* [What you will do]:
From the records below, state how many lines hold the string "Base", without any other text.
** Opening Raw data block **
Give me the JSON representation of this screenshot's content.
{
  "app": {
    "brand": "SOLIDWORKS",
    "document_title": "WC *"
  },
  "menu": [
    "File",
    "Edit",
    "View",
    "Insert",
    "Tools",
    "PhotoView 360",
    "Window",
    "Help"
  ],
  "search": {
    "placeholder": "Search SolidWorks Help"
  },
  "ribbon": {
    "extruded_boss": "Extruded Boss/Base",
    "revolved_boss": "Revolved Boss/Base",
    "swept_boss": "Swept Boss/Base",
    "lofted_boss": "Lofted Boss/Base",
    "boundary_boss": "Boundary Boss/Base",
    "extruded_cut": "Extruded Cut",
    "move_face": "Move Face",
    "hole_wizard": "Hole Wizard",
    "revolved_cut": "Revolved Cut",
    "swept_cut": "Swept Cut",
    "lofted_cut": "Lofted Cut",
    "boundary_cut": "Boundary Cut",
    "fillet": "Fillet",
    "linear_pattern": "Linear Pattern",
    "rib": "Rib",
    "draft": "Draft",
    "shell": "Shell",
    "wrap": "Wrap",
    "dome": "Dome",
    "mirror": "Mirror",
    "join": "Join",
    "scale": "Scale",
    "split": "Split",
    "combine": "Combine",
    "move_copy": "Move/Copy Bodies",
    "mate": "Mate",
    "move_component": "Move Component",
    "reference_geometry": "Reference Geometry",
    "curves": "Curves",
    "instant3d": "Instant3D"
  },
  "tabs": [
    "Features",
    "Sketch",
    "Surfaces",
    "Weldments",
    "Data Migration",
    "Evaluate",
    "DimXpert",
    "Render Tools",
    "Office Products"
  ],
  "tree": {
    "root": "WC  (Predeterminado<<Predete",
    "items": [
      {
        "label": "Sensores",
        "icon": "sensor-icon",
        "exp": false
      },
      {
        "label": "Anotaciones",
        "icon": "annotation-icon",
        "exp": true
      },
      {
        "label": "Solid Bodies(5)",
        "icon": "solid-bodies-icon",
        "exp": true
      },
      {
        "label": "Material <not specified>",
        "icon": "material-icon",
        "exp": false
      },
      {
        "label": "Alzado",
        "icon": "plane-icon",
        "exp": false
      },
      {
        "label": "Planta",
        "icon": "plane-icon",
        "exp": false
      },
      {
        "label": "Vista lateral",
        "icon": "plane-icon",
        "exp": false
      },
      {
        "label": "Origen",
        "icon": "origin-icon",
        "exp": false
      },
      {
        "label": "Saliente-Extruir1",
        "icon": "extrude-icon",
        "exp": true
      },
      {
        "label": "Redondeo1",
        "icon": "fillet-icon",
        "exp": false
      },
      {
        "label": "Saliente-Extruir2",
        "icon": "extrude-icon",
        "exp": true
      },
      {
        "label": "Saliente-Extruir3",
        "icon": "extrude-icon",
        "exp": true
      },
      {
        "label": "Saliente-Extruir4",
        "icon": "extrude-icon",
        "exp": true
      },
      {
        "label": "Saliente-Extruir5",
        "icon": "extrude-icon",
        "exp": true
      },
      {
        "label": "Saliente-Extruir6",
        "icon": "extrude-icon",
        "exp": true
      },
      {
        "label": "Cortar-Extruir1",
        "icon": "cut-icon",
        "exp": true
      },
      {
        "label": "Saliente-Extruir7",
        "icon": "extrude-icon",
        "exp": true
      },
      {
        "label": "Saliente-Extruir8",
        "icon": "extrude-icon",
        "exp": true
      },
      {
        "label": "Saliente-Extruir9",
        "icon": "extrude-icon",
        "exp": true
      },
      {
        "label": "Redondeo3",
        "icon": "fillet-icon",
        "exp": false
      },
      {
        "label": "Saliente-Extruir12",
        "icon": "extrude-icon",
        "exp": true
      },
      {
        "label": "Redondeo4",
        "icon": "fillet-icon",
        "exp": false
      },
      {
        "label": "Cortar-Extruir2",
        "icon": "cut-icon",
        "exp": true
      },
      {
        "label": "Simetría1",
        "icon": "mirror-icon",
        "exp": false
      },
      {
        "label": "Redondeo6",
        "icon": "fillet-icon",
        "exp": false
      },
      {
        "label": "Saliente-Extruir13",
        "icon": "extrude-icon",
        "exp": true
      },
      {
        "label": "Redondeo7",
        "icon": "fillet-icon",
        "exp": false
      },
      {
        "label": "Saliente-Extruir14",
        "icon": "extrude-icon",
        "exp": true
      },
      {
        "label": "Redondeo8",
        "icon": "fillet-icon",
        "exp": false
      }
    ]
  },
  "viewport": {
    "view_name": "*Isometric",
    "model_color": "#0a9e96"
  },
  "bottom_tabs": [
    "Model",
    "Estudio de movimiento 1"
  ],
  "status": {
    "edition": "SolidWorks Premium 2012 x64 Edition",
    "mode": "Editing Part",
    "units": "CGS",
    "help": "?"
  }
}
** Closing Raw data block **
* [Response for this exercise]:
5